**EXERCISE PROMPT**
Looking at the listing beneath, work out how many lines hold "true" and report only that figure.

**DATA TO PROCESS**
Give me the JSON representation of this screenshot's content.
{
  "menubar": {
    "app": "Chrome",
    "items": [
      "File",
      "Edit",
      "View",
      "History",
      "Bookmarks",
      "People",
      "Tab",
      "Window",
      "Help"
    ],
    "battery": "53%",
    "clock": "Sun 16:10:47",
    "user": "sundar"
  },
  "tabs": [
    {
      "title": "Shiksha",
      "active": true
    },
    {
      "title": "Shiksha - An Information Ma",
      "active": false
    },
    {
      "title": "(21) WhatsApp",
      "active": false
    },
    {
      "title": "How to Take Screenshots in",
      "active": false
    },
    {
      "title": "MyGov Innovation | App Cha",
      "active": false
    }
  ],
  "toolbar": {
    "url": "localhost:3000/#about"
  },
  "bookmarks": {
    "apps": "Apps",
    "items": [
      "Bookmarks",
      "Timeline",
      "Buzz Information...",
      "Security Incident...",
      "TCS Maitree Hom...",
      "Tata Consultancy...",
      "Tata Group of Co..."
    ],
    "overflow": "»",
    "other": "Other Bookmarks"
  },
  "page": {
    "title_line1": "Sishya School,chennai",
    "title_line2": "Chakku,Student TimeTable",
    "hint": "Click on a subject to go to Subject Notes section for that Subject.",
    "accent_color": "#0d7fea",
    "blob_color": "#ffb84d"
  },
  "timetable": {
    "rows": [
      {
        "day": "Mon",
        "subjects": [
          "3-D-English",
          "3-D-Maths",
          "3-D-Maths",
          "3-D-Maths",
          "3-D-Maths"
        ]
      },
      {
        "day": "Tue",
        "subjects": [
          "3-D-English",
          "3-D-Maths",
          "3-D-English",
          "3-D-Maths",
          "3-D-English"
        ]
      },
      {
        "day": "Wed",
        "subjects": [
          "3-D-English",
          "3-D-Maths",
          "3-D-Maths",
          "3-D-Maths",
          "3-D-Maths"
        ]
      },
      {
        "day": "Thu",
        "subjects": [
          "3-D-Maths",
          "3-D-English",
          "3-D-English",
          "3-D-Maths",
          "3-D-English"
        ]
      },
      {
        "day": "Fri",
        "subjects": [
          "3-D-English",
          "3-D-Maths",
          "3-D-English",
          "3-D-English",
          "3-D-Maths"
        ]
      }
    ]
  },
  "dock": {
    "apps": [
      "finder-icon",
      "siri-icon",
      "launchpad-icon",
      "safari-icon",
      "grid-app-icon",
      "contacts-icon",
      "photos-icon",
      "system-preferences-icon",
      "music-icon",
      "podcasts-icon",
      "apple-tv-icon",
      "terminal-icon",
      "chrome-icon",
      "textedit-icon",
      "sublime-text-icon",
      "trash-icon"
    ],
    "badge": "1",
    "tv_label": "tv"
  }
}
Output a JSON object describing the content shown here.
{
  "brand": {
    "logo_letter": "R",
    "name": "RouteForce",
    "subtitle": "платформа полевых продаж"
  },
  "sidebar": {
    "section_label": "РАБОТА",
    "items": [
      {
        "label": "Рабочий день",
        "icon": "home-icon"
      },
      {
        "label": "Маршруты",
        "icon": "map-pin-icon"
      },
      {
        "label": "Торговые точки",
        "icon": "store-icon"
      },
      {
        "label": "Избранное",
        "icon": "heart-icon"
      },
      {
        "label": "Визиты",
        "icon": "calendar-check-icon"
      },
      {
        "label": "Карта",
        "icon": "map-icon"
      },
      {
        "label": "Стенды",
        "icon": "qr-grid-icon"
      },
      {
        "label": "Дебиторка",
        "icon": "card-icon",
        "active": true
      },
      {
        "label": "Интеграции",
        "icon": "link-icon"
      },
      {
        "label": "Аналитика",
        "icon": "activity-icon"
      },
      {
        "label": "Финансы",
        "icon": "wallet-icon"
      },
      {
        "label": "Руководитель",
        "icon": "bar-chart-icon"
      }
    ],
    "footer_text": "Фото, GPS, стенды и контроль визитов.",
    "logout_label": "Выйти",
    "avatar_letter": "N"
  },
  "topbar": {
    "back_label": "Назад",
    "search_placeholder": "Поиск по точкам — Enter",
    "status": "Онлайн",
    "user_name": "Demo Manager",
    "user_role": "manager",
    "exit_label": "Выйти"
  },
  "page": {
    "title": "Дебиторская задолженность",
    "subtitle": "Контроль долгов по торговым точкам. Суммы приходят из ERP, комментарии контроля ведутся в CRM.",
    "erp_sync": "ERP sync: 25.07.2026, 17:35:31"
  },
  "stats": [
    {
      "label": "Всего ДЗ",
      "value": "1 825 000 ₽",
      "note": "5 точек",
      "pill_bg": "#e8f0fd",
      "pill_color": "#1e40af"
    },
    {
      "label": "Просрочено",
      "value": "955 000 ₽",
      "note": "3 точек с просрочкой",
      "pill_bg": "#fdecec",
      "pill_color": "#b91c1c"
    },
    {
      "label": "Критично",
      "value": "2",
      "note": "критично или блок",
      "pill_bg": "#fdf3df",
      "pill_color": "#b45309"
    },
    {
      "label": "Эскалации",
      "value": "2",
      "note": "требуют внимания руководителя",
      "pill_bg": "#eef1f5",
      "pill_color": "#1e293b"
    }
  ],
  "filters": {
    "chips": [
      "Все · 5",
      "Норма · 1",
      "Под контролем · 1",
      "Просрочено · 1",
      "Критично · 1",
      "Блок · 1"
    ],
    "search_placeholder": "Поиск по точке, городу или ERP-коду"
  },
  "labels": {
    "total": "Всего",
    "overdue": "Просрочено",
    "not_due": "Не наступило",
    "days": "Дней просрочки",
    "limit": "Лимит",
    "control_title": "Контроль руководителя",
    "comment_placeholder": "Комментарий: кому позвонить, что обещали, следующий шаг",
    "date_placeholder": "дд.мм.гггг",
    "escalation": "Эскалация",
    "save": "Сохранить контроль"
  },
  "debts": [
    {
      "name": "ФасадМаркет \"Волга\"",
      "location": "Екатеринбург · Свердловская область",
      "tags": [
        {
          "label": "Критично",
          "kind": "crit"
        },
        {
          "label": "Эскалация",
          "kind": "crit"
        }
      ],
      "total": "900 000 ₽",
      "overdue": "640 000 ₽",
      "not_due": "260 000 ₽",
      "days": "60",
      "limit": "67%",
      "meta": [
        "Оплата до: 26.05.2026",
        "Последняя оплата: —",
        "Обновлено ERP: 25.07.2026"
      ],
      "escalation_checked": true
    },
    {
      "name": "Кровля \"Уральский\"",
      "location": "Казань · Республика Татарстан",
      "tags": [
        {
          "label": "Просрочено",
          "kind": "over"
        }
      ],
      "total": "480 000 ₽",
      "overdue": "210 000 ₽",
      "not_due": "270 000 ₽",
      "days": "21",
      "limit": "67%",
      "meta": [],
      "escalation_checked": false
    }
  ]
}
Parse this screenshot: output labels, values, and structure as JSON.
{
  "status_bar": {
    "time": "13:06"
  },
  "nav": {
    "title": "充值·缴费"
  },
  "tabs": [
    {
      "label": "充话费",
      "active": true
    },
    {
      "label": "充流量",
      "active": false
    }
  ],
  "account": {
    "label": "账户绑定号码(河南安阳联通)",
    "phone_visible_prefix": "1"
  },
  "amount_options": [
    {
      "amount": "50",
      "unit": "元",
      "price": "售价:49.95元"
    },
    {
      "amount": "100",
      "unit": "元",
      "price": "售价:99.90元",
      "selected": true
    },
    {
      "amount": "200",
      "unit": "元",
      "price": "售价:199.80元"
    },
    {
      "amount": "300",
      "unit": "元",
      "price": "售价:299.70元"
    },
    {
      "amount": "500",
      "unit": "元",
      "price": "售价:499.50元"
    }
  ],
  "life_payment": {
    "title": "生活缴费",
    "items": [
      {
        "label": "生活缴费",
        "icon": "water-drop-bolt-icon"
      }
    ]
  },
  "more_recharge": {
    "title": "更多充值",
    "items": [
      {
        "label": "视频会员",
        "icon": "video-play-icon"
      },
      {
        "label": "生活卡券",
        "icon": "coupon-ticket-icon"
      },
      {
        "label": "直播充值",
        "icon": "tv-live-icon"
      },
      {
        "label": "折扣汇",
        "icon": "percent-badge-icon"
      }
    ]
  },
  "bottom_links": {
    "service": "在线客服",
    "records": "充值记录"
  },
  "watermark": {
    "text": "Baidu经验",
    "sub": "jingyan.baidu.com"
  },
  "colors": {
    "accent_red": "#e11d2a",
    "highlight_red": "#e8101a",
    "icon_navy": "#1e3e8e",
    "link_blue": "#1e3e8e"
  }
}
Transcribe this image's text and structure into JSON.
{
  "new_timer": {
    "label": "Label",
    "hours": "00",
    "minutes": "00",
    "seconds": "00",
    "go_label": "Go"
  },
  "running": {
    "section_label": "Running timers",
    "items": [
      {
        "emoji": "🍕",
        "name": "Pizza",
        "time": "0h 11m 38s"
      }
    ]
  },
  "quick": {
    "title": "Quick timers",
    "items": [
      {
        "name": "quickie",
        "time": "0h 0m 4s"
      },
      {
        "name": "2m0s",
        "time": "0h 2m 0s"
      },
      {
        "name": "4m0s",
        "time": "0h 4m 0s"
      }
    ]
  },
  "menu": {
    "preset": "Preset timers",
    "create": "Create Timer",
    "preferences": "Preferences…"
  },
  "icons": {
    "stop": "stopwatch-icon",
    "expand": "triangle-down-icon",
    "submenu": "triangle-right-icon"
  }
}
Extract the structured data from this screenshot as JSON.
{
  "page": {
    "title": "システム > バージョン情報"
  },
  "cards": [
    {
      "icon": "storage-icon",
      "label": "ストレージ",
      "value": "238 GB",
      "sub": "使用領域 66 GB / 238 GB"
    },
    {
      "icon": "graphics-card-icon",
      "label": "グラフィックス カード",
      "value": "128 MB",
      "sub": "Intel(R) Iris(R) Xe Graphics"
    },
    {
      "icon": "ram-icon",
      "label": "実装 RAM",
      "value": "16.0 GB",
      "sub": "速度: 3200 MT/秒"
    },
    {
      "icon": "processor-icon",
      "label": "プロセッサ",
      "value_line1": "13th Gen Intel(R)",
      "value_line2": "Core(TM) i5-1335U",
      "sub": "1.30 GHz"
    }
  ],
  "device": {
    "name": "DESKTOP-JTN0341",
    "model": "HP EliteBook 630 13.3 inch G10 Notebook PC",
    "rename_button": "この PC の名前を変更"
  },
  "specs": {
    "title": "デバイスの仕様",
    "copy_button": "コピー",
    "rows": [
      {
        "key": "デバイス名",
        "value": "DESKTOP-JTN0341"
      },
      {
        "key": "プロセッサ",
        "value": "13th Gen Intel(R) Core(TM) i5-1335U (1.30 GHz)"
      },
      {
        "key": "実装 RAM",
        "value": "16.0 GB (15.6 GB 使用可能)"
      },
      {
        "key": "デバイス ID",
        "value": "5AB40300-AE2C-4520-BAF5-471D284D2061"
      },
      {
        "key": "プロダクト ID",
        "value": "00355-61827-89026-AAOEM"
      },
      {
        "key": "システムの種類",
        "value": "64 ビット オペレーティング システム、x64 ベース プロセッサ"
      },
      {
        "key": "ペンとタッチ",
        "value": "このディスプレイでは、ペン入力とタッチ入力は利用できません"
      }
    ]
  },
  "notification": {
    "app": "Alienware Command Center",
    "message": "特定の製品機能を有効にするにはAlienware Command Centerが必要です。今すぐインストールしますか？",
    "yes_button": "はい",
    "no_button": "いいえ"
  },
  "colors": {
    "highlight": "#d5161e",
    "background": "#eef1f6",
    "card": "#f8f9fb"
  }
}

**RESULT**
5